» **TASK TO CARRY OUT**: Pick each line containing "true" out of the records.
====== EXERCISE DATA ======
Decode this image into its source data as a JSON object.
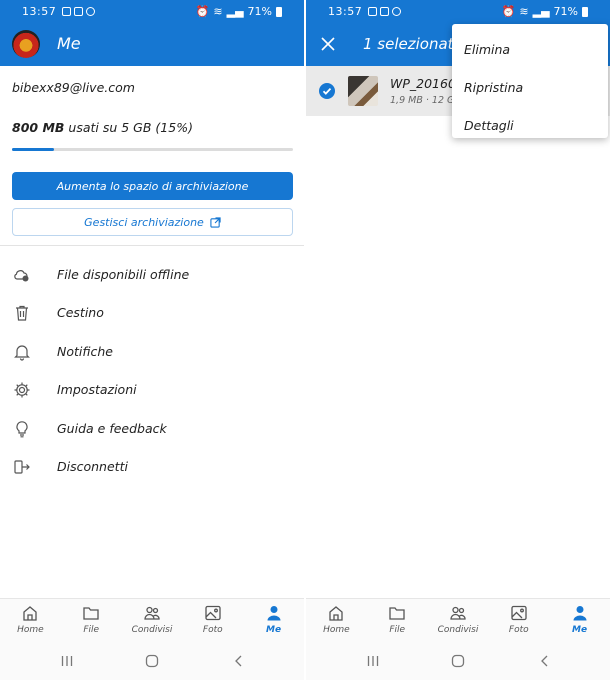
{
  "status": {
    "time": "13:57",
    "battery": "71%"
  },
  "left": {
    "header": {
      "title": "Me"
    },
    "account": {
      "email": "bibexx89@live.com",
      "usage_used": "800 MB",
      "usage_rest": "usati su 5 GB (15%)",
      "usage_fraction": 0.15
    },
    "buttons": {
      "increase_storage": "Aumenta lo spazio di archiviazione",
      "manage_storage": "Gestisci archiviazione"
    },
    "menu": [
      {
        "label": "File disponibili offline",
        "icon": "cloud-offline-icon"
      },
      {
        "label": "Cestino",
        "icon": "trash-icon"
      },
      {
        "label": "Notifiche",
        "icon": "bell-icon"
      },
      {
        "label": "Impostazioni",
        "icon": "gear-icon"
      },
      {
        "label": "Guida e feedback",
        "icon": "lightbulb-icon"
      },
      {
        "label": "Disconnetti",
        "icon": "sign-out-icon"
      }
    ]
  },
  "right": {
    "header": {
      "title": "1 selezionati"
    },
    "file": {
      "name": "WP_20160",
      "meta": "1,9 MB · 12 G"
    },
    "dropdown": [
      "Elimina",
      "Ripristina",
      "Dettagli"
    ]
  },
  "bottom_nav": [
    {
      "label": "Home",
      "icon": "home-icon"
    },
    {
      "label": "File",
      "icon": "folder-icon"
    },
    {
      "label": "Condivisi",
      "icon": "people-icon"
    },
    {
      "label": "Foto",
      "icon": "photo-icon"
    },
    {
      "label": "Me",
      "icon": "person-icon",
      "active": true
    }
  ],
  "colors": {
    "accent": "#1677d2"
  }
}
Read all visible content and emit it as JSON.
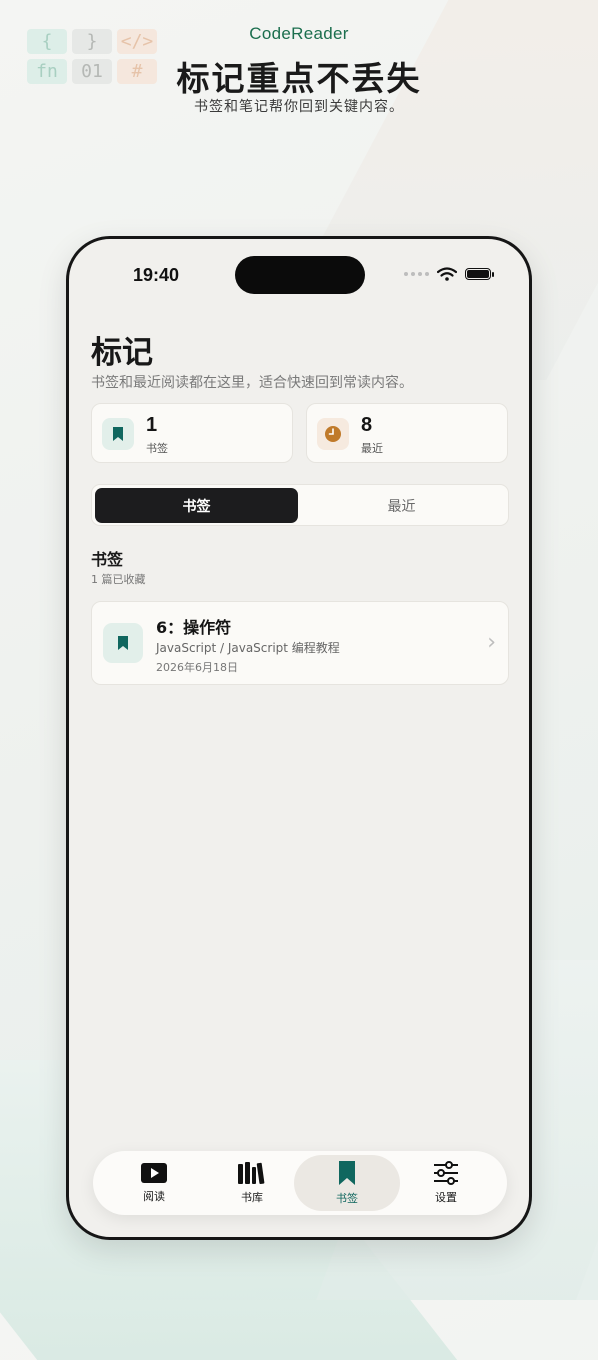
{
  "banner": {
    "deco_tokens": [
      "{",
      "}",
      "</>",
      "fn",
      "01",
      "#"
    ],
    "brand": "CodeReader",
    "headline": "标记重点不丢失",
    "subline": "书签和笔记帮你回到关键内容。"
  },
  "status_bar": {
    "time": "19:40"
  },
  "page": {
    "title": "标记",
    "description": "书签和最近阅读都在这里，适合快速回到常读内容。"
  },
  "stats": [
    {
      "value": "1",
      "label": "书签",
      "icon": "bookmark-icon"
    },
    {
      "value": "8",
      "label": "最近",
      "icon": "clock-icon"
    }
  ],
  "segments": {
    "active": "书签",
    "inactive": "最近"
  },
  "section": {
    "title": "书签",
    "subtitle": "1 篇已收藏"
  },
  "bookmarks": [
    {
      "title": "6：操作符",
      "path": "JavaScript / JavaScript 编程教程",
      "date": "2026年6月18日"
    }
  ],
  "tabbar": [
    {
      "label": "阅读",
      "icon": "play-icon"
    },
    {
      "label": "书库",
      "icon": "library-icon"
    },
    {
      "label": "书签",
      "icon": "bookmark-icon"
    },
    {
      "label": "设置",
      "icon": "sliders-icon"
    }
  ],
  "colors": {
    "accent": "#10675f",
    "brand": "#1b6e4e",
    "clock": "#c07a2a",
    "active_segment": "#1c1c1e"
  }
}
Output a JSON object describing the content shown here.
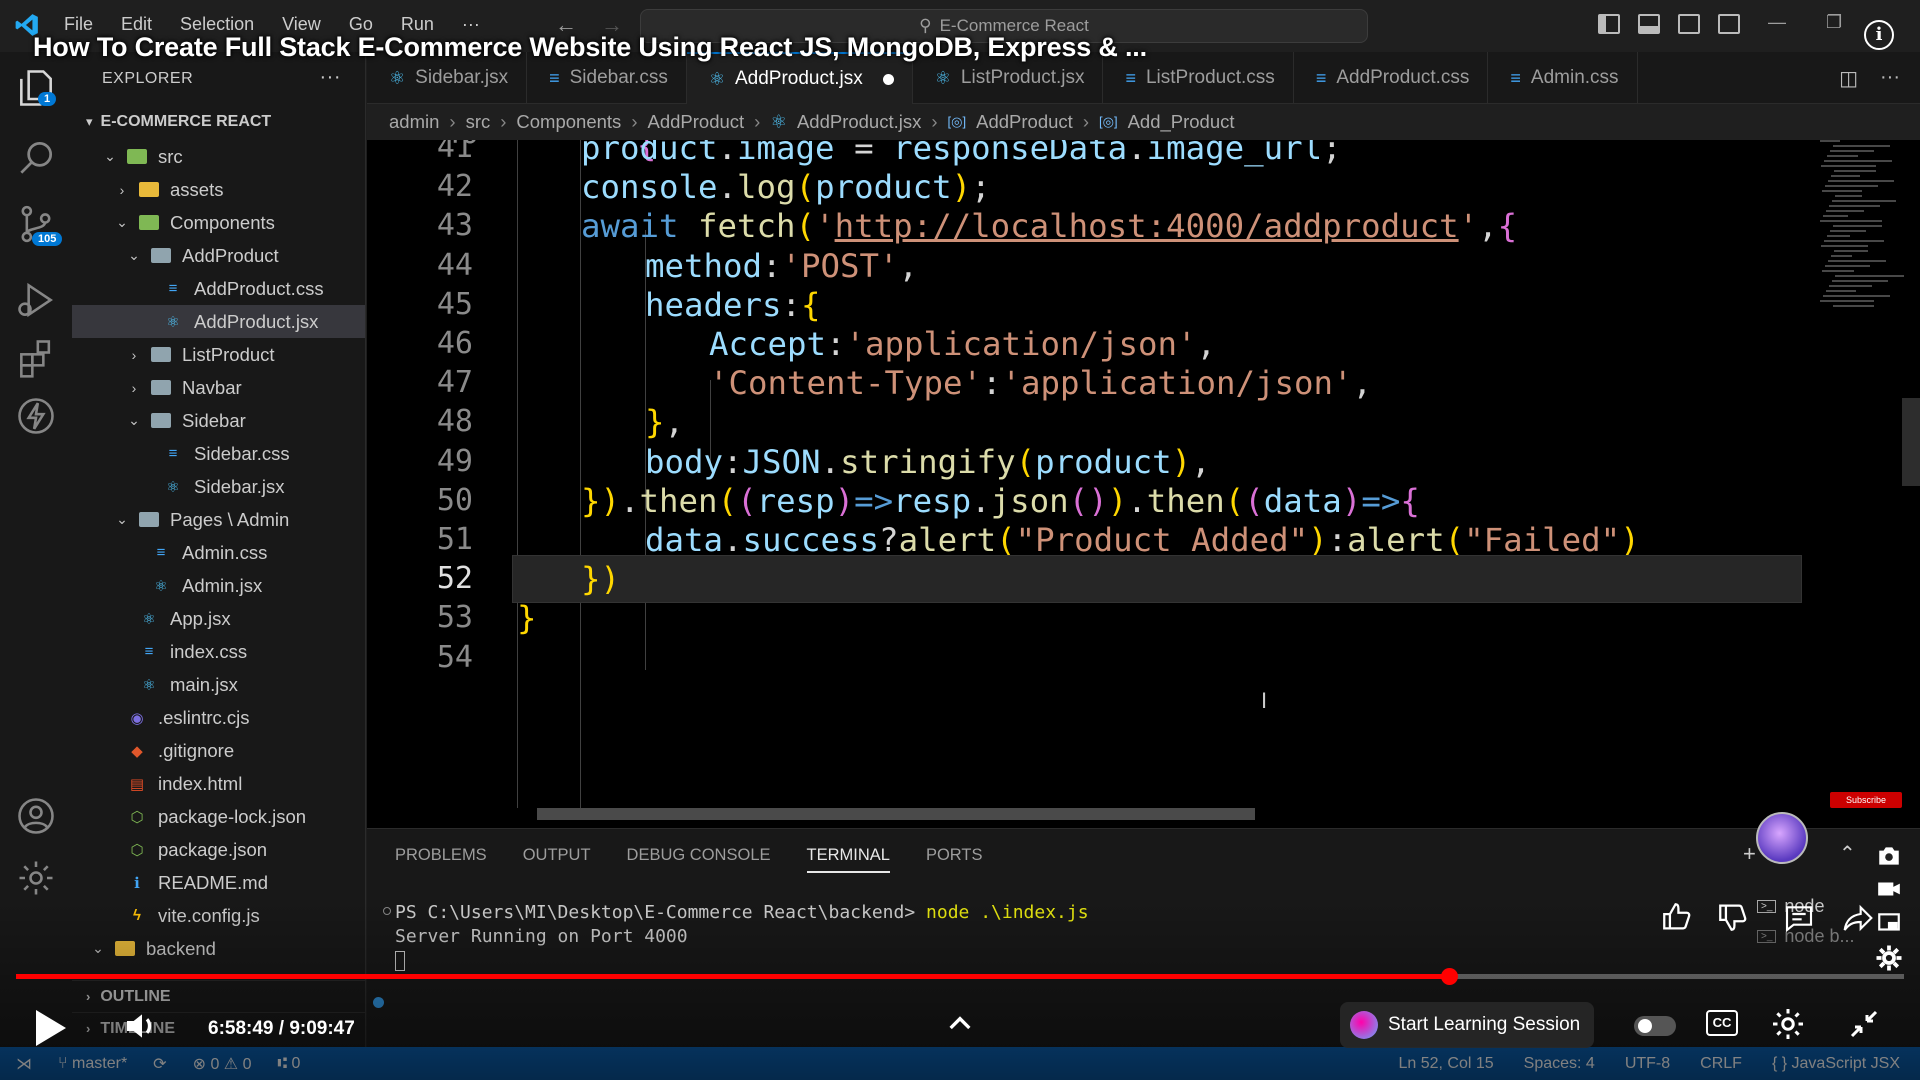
{
  "video": {
    "title": "How To Create Full Stack E-Commerce Website Using React JS, MongoDB, Express & ...",
    "time": "6:58:49 / 9:09:47",
    "progress": 0.7588,
    "learn_button": "Start Learning Session",
    "cc_label": "CC",
    "subscribe": "Subscribe"
  },
  "titlebar": {
    "menu": [
      "File",
      "Edit",
      "Selection",
      "View",
      "Go",
      "Run",
      "···"
    ],
    "command_center": "E-Commerce React"
  },
  "activity": {
    "explorer_badge": "1",
    "scm_badge": "105"
  },
  "sidebar": {
    "header": "EXPLORER",
    "header_dots": "···",
    "section": "E-COMMERCE REACT",
    "tree": [
      {
        "label": "src",
        "depth": 1,
        "type": "folder-open",
        "color": "#7fb854"
      },
      {
        "label": "assets",
        "depth": 2,
        "type": "folder",
        "color": "#e8b93a"
      },
      {
        "label": "Components",
        "depth": 2,
        "type": "folder-open",
        "color": "#7fb854"
      },
      {
        "label": "AddProduct",
        "depth": 3,
        "type": "folder-open",
        "color": "#90a4ae"
      },
      {
        "label": "AddProduct.css",
        "depth": 4,
        "type": "css",
        "color": "#42a5f5"
      },
      {
        "label": "AddProduct.jsx",
        "depth": 4,
        "type": "react",
        "color": "#4fc3f7",
        "selected": true
      },
      {
        "label": "ListProduct",
        "depth": 3,
        "type": "folder",
        "color": "#90a4ae"
      },
      {
        "label": "Navbar",
        "depth": 3,
        "type": "folder",
        "color": "#90a4ae"
      },
      {
        "label": "Sidebar",
        "depth": 3,
        "type": "folder-open",
        "color": "#90a4ae"
      },
      {
        "label": "Sidebar.css",
        "depth": 4,
        "type": "css",
        "color": "#42a5f5"
      },
      {
        "label": "Sidebar.jsx",
        "depth": 4,
        "type": "react",
        "color": "#4fc3f7"
      },
      {
        "label": "Pages \\ Admin",
        "depth": 2,
        "type": "folder-open",
        "color": "#90a4ae"
      },
      {
        "label": "Admin.css",
        "depth": 3,
        "type": "css",
        "color": "#42a5f5"
      },
      {
        "label": "Admin.jsx",
        "depth": 3,
        "type": "react",
        "color": "#4fc3f7"
      },
      {
        "label": "App.jsx",
        "depth": 2,
        "type": "react",
        "color": "#4fc3f7"
      },
      {
        "label": "index.css",
        "depth": 2,
        "type": "css",
        "color": "#42a5f5"
      },
      {
        "label": "main.jsx",
        "depth": 2,
        "type": "react",
        "color": "#4fc3f7"
      },
      {
        "label": ".eslintrc.cjs",
        "depth": 1,
        "type": "eslint",
        "color": "#7c6fe0"
      },
      {
        "label": ".gitignore",
        "depth": 1,
        "type": "git",
        "color": "#e0572b"
      },
      {
        "label": "index.html",
        "depth": 1,
        "type": "html",
        "color": "#e44d26"
      },
      {
        "label": "package-lock.json",
        "depth": 1,
        "type": "npm",
        "color": "#7fb854"
      },
      {
        "label": "package.json",
        "depth": 1,
        "type": "npm",
        "color": "#7fb854"
      },
      {
        "label": "README.md",
        "depth": 1,
        "type": "info",
        "color": "#42a5f5"
      },
      {
        "label": "vite.config.js",
        "depth": 1,
        "type": "vite",
        "color": "#ffc107"
      },
      {
        "label": "backend",
        "depth": 0,
        "type": "folder-open",
        "color": "#e8b93a"
      }
    ],
    "outline": "OUTLINE",
    "timeline": "TIMELINE"
  },
  "tabs": [
    {
      "label": "Sidebar.jsx",
      "icon": "react"
    },
    {
      "label": "Sidebar.css",
      "icon": "css"
    },
    {
      "label": "AddProduct.jsx",
      "icon": "react",
      "active": true,
      "dirty": true
    },
    {
      "label": "ListProduct.jsx",
      "icon": "react"
    },
    {
      "label": "ListProduct.css",
      "icon": "css"
    },
    {
      "label": "AddProduct.css",
      "icon": "css"
    },
    {
      "label": "Admin.css",
      "icon": "css"
    }
  ],
  "breadcrumb": [
    "admin",
    "src",
    "Components",
    "AddProduct",
    "AddProduct.jsx",
    "AddProduct",
    "Add_Product"
  ],
  "editor": {
    "lines": [
      {
        "n": "41",
        "text": "product.image = responseData.image_url;"
      },
      {
        "n": "42",
        "text": "console.log(product);"
      },
      {
        "n": "43",
        "text": "await fetch('http://localhost:4000/addproduct',{"
      },
      {
        "n": "44",
        "text": "method:'POST',"
      },
      {
        "n": "45",
        "text": "headers:{"
      },
      {
        "n": "46",
        "text": "Accept:'application/json',"
      },
      {
        "n": "47",
        "text": "'Content-Type':'application/json',"
      },
      {
        "n": "48",
        "text": "},"
      },
      {
        "n": "49",
        "text": "body:JSON.stringify(product),"
      },
      {
        "n": "50",
        "text": "}).then((resp)=>resp.json()).then((data)=>{"
      },
      {
        "n": "51",
        "text": "data.success?alert(\"Product Added\"):alert(\"Failed\")"
      },
      {
        "n": "52",
        "text": "})"
      },
      {
        "n": "53",
        "text": "}"
      },
      {
        "n": "54",
        "text": ""
      }
    ],
    "current_line": "52"
  },
  "panel": {
    "tabs": [
      "PROBLEMS",
      "OUTPUT",
      "DEBUG CONSOLE",
      "TERMINAL",
      "PORTS"
    ],
    "active_tab": "TERMINAL",
    "prompt": "PS C:\\Users\\MI\\Desktop\\E-Commerce React\\backend>",
    "command": "node .\\index.js",
    "output": "Server Running on Port 4000",
    "terminals": [
      "node",
      "node b..."
    ]
  },
  "statusbar": {
    "branch": "master*",
    "errors": "0",
    "warnings": "0",
    "ports": "0",
    "position": "Ln 52, Col 15",
    "spaces": "Spaces: 4",
    "encoding": "UTF-8",
    "eol": "CRLF",
    "language": "JavaScript JSX"
  },
  "colors": {
    "accent": "#0078d4",
    "status": "#0a5aa6",
    "yt_red": "#ff0000"
  }
}
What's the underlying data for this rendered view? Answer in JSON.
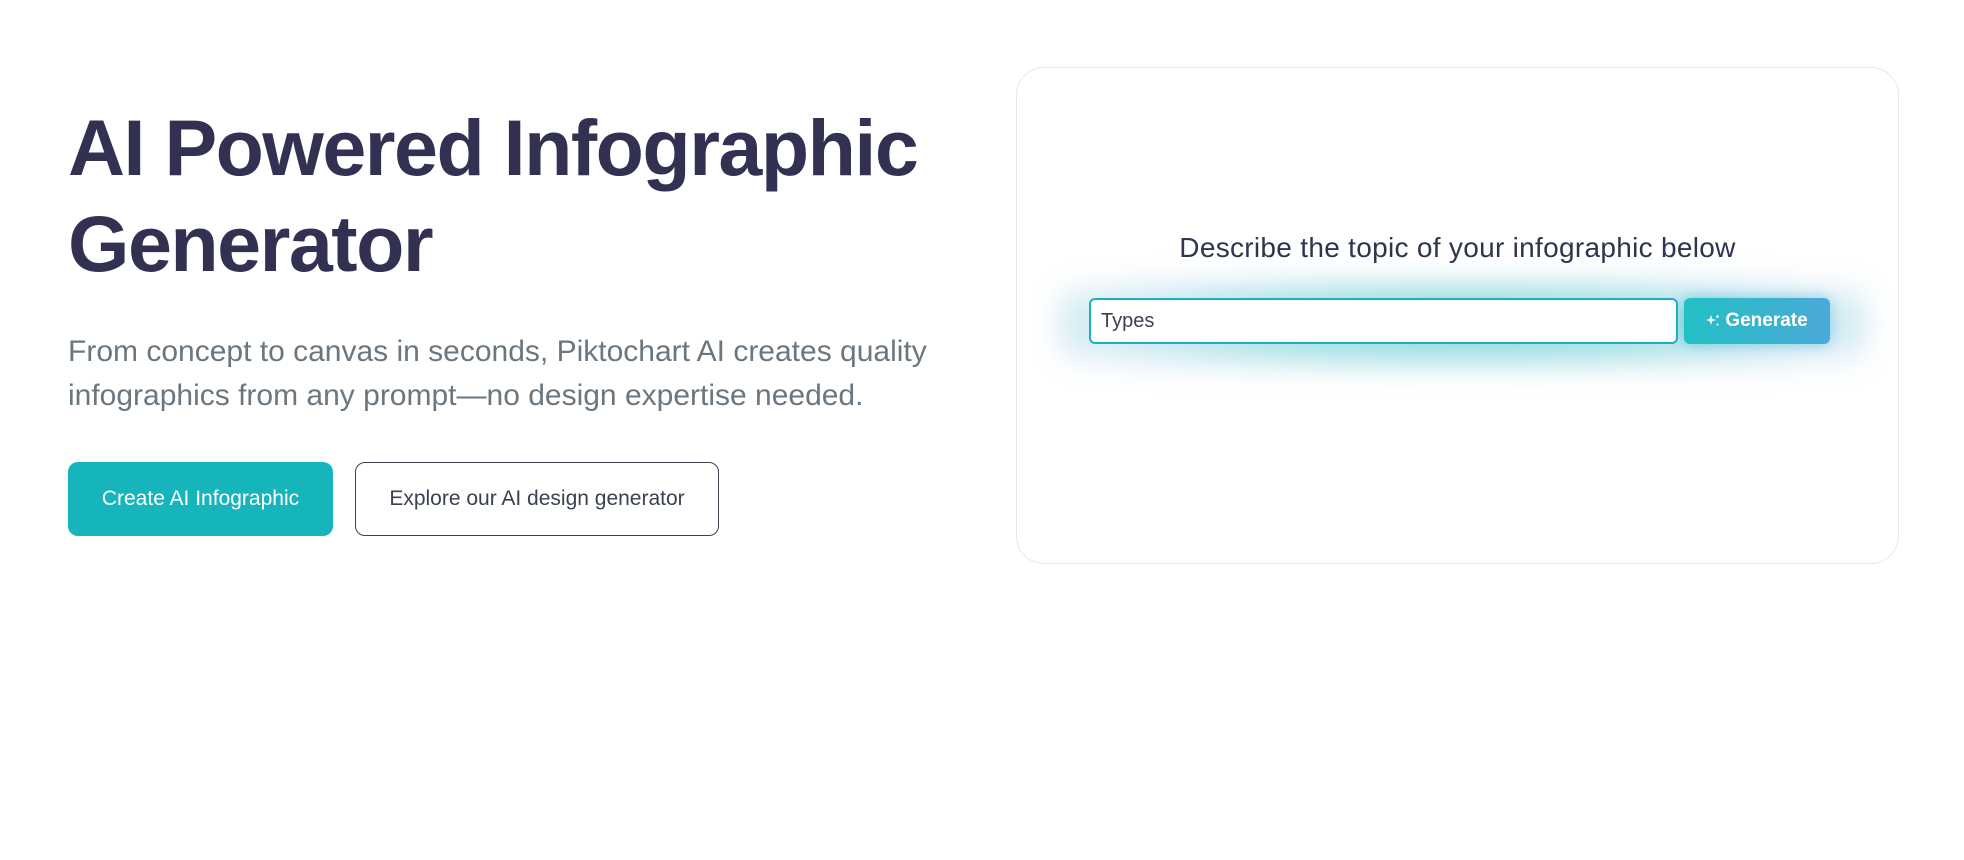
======
» **RESULT OF THIS EXERCISE**:
      "active": true
        "selected": true
      "active": true,
      "dirty": true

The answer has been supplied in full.